The cruelties of the land reform leave Dieu Lan with a silent contempt. She finds her own ways to survive, leaving her job as a teacher to become an illegal trader in the streets of Hanoi. Her decision leads to a bitter conflict with her youngest son Sáng.

Coping with the casualties

The casualties of war take a heavy toll on the Trần family. Some family members return from the war, injured or deeply traumatised, some don’t. One has a baby heavily deformed because of his exposure to Agent Orange, the dioxin contaminated chemicals, used by the US forces to defoliate the jungles in Vietnam. 

The Mountains Sing is named after the Sơn ca, the little bird known for its beautiful singing in the forests of northern Vietnam.  Guava’s/Hương’s dearest treasure is a wooden Sơn Ca, cut for her by her father in the war zone and brought back to Hanoi by a fellow soldier.  

Maybe the Sơn ca also is there to make us understand that Quế Mai’s novel is more a message of the triumph of the human spirit than misery. 

At the end, The Mountains Sing invites us to the annual prayer ceremony on the day of Grandma’s peaceful departure from Earth. Guava/Hương is burning a copy of her manuscript with Grandma’s tales, knowing that the smoke will transfer her words to Grandma in Heaven.

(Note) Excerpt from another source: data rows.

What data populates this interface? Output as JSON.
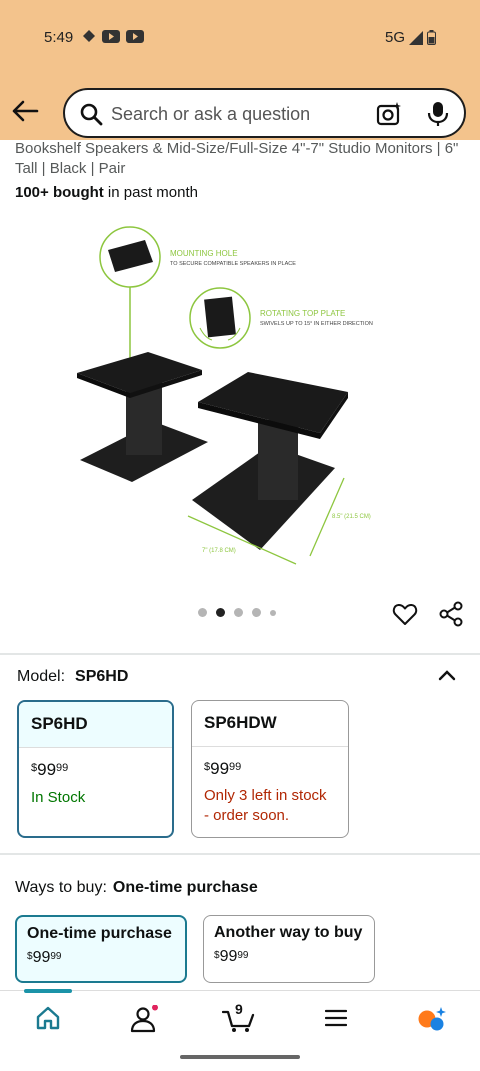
{
  "status": {
    "time": "5:49",
    "network": "5G"
  },
  "search": {
    "placeholder": "Search or ask a question"
  },
  "product": {
    "title_line": "Bookshelf Speakers & Mid-Size/Full-Size 4\"-7\" Studio Monitors | 6\" Tall | Black | Pair",
    "bought_strong": "100+ bought",
    "bought_rest": " in past month",
    "image_callouts": {
      "mounting_hole_title": "MOUNTING HOLE",
      "mounting_hole_desc": "TO SECURE COMPATIBLE SPEAKERS IN PLACE",
      "rotating_title": "ROTATING TOP PLATE",
      "rotating_desc": "SWIVELS UP TO 15° IN EITHER DIRECTION",
      "dim_width": "7\" (17.8 CM)",
      "dim_depth": "8.5\" (21.5 CM)"
    }
  },
  "model": {
    "label": "Model:",
    "value": "SP6HD",
    "options": [
      {
        "name": "SP6HD",
        "price_dollars": "99",
        "price_cents": "99",
        "stock": "In Stock"
      },
      {
        "name": "SP6HDW",
        "price_dollars": "99",
        "price_cents": "99",
        "stock_line1": "Only 3 left in stock",
        "stock_line2": "- order soon."
      }
    ]
  },
  "ways_to_buy": {
    "label": "Ways to buy:",
    "value": "One-time purchase",
    "options": [
      {
        "title": "One-time purchase",
        "price_dollars": "99",
        "price_cents": "99"
      },
      {
        "title": "Another way to buy",
        "price_dollars": "99",
        "price_cents": "99"
      }
    ]
  },
  "nav": {
    "cart_count": "9",
    "items": [
      "home-icon",
      "account-icon",
      "cart-icon",
      "menu-icon",
      "rufus-icon"
    ]
  },
  "colors": {
    "header": "#f3c38c",
    "accent": "#1b93a8",
    "selected_border": "#2a6c8c",
    "in_stock": "#007600",
    "low_stock": "#b12704",
    "callout_green": "#8dc63f"
  }
}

Wisps of smoke curls upward. And in the twirling ash, I see the Sơn ca moving. It is flapping its wings, craning its neck, calling my Grandma’s songs towards Heaven.

Nguyễn Phan Quế Mai’s novel is a magnificent gift to all of us, but maybe most of all a gift to her own people, celebrating their indomitable spirit. I hope to see the day, when the peoples of Nghệ An and elsewhere in this country will be able to read along with the world beyond Vietnam.